Every now and then a chick hatches without eyes, an infection that caused blindness in the embryo, or poor development of eyes or eyelids due to nutrition. Some breeds or hybrids are more susceptible than others. In some cases improvement happens, or eyelids can be assisted in being opened.
In a recent run of 50 pullets, our friends ended up with a blind Buff Orpington chick. We saved her from the gallows, and named her Helen. I know, not very politically correct, but people are way too sensitive and I could honestly not care any less.
Anyway, Helen stayed in our brooder box with food in one corner, water in another, and lamp over the middle. She became accustomed to the location of her food and water, and would excitedly announce every time she found them. However, at two and a half weeks Helen started to chirped loudly and incessantly. All her needs were met, and it became apparent that she was calling for other chicks. Given the opportunity to socialize, our hens weren’t sure what to think of Helen. They were too old to adopt her into the flock, and already had a close bound and pecking order.
Helen would calm down, if held and handled. But this was not a long term solution. Helen needed buddies.

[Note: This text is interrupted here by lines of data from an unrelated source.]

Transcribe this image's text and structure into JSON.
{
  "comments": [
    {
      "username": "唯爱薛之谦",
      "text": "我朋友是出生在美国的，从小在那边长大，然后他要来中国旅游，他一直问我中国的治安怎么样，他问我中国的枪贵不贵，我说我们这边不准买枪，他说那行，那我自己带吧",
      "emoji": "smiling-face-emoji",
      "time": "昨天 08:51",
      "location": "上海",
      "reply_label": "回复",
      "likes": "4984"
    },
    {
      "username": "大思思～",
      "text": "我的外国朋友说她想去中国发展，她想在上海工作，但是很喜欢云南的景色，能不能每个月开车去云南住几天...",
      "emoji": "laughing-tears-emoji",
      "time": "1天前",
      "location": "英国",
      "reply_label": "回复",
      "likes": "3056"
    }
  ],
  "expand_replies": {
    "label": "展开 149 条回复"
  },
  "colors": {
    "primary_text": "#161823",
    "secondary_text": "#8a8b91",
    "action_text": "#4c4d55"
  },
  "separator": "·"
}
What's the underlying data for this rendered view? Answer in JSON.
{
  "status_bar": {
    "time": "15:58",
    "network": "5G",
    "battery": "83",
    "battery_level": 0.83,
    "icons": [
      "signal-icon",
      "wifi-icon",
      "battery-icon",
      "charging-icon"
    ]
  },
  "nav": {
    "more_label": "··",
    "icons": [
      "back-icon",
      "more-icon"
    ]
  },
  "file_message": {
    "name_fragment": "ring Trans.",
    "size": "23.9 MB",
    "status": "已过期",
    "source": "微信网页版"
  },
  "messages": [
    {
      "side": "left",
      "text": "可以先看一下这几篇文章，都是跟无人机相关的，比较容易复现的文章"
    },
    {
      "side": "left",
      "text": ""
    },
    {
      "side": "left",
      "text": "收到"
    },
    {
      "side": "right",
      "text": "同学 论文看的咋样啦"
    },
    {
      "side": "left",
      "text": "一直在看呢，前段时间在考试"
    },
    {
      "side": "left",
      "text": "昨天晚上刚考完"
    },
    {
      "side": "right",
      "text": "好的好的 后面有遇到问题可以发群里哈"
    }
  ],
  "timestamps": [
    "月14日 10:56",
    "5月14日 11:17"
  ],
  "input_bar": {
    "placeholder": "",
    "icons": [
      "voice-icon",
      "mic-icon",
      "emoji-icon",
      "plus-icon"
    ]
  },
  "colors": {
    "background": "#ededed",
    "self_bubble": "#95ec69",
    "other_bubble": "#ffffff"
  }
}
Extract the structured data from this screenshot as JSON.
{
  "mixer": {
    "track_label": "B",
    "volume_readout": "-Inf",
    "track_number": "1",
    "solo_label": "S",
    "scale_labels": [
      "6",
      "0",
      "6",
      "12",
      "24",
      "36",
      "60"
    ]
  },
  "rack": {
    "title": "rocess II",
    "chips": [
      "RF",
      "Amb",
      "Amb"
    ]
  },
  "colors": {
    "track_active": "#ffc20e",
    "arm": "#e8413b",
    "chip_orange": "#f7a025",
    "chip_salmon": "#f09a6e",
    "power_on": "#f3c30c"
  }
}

Randomly, during a business banking meeting to sign some documents, I discussed Helen with my banker. She said she had experience with blind chicks, raises 150 chickens year to year, is used to getting blind chickens paired with ‘seeing eye buddies’ and would be happy to adopt her. Helen was adopted, and was introduced to two chicks her own age. Helen will not be the loneliest chicken ever, and from the sound of it, will live a full chicken lifetime as an egg layer.